⟨

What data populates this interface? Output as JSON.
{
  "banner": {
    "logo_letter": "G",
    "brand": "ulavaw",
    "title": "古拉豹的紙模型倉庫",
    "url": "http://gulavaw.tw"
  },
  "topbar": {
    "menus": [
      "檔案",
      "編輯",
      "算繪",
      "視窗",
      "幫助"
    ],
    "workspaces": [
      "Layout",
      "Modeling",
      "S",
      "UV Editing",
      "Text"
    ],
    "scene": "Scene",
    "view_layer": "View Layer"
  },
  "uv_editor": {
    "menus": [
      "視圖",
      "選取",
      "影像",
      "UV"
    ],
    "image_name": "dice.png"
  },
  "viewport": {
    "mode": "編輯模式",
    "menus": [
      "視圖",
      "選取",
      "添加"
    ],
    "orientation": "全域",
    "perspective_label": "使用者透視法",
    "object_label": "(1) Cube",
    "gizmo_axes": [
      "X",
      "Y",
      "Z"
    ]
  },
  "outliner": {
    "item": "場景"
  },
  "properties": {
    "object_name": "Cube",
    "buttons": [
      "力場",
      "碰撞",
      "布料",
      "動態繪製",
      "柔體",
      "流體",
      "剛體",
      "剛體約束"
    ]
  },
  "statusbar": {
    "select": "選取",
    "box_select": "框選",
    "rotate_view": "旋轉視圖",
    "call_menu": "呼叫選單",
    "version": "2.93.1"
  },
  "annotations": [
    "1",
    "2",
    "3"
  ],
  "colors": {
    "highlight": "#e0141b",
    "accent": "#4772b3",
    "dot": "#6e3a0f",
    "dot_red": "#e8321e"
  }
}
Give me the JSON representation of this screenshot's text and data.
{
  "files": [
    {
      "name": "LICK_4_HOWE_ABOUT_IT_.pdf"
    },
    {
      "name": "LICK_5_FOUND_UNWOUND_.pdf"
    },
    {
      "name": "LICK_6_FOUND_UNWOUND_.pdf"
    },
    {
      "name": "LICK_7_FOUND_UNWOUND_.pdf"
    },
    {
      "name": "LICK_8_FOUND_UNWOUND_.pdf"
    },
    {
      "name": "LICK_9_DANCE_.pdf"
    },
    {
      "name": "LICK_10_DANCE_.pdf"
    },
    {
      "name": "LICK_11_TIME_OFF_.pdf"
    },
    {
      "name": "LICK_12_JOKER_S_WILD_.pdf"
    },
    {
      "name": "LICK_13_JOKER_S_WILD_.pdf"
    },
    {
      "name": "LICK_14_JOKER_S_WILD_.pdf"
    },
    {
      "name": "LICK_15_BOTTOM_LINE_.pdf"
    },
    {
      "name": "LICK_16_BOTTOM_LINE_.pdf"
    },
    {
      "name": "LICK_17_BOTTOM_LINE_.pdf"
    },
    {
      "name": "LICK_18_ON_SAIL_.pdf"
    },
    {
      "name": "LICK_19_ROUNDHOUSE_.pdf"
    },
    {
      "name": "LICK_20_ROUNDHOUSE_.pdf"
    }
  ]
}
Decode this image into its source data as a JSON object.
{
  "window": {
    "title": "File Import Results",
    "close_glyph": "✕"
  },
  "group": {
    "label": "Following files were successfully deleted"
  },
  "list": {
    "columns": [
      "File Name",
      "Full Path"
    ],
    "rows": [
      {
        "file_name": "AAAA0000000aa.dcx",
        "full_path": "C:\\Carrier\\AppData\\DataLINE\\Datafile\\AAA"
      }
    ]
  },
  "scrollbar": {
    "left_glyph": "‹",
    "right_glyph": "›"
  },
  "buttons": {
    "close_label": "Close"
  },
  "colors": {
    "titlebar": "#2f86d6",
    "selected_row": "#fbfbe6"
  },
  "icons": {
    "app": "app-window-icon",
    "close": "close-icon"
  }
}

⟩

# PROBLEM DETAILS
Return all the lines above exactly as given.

# RESPONSE FOR THIS EXERCISE
What data populates this interface? Output as JSON.
{
  "banner": {
    "logo_letter": "G",
    "brand": "ulavaw",
    "title": "古拉豹的紙模型倉庫",
    "url": "http://gulavaw.tw"
  },
  "topbar": {
    "menus": [
      "檔案",
      "編輯",
      "算繪",
      "視窗",
      "幫助"
    ],
    "workspaces": [
      "Layout",
      "Modeling",
      "S",
      "UV Editing",
      "Text"
    ],
    "scene": "Scene",
    "view_layer": "View Layer"
  },
  "uv_editor": {
    "menus": [
      "視圖",
      "選取",
      "影像",
      "UV"
    ],
    "image_name": "dice.png"
  },
  "viewport": {
    "mode": "編輯模式",
    "menus": [
      "視圖",
      "選取",
      "添加"
    ],
    "orientation": "全域",
    "perspective_label": "使用者透視法",
    "object_label": "(1) Cube",
    "gizmo_axes": [
      "X",
      "Y",
      "Z"
    ]
  },
  "outliner": {
    "item": "場景"
  },
  "properties": {
    "object_name": "Cube",
    "buttons": [
      "力場",
      "碰撞",
      "布料",
      "動態繪製",
      "柔體",
      "流體",
      "剛體",
      "剛體約束"
    ]
  },
  "statusbar": {
    "select": "選取",
    "box_select": "框選",
    "rotate_view": "旋轉視圖",
    "call_menu": "呼叫選單",
    "version": "2.93.1"
  },
  "annotations": [
    "1",
    "2",
    "3"
  ],
  "colors": {
    "highlight": "#e0141b",
    "accent": "#4772b3",
    "dot": "#6e3a0f",
    "dot_red": "#e8321e"
  }
}
Give me the JSON representation of this screenshot's text and data.
{
  "files": [
    {
      "name": "LICK_4_HOWE_ABOUT_IT_.pdf"
    },
    {
      "name": "LICK_5_FOUND_UNWOUND_.pdf"
    },
    {
      "name": "LICK_6_FOUND_UNWOUND_.pdf"
    },
    {
      "name": "LICK_7_FOUND_UNWOUND_.pdf"
    },
    {
      "name": "LICK_8_FOUND_UNWOUND_.pdf"
    },
    {
      "name": "LICK_9_DANCE_.pdf"
    },
    {
      "name": "LICK_10_DANCE_.pdf"
    },
    {
      "name": "LICK_11_TIME_OFF_.pdf"
    },
    {
      "name": "LICK_12_JOKER_S_WILD_.pdf"
    },
    {
      "name": "LICK_13_JOKER_S_WILD_.pdf"
    },
    {
      "name": "LICK_14_JOKER_S_WILD_.pdf"
    },
    {
      "name": "LICK_15_BOTTOM_LINE_.pdf"
    },
    {
      "name": "LICK_16_BOTTOM_LINE_.pdf"
    },
    {
      "name": "LICK_17_BOTTOM_LINE_.pdf"
    },
    {
      "name": "LICK_18_ON_SAIL_.pdf"
    },
    {
      "name": "LICK_19_ROUNDHOUSE_.pdf"
    },
    {
      "name": "LICK_20_ROUNDHOUSE_.pdf"
    }
  ]
}
Decode this image into its source data as a JSON object.
{
  "window": {
    "title": "File Import Results",
    "close_glyph": "✕"
  },
  "group": {
    "label": "Following files were successfully deleted"
  },
  "list": {
    "columns": [
      "File Name",
      "Full Path"
    ],
    "rows": [
      {
        "file_name": "AAAA0000000aa.dcx",
        "full_path": "C:\\Carrier\\AppData\\DataLINE\\Datafile\\AAA"
      }
    ]
  },
  "scrollbar": {
    "left_glyph": "‹",
    "right_glyph": "›"
  },
  "buttons": {
    "close_label": "Close"
  },
  "colors": {
    "titlebar": "#2f86d6",
    "selected_row": "#fbfbe6"
  },
  "icons": {
    "app": "app-window-icon",
    "close": "close-icon"
  }
}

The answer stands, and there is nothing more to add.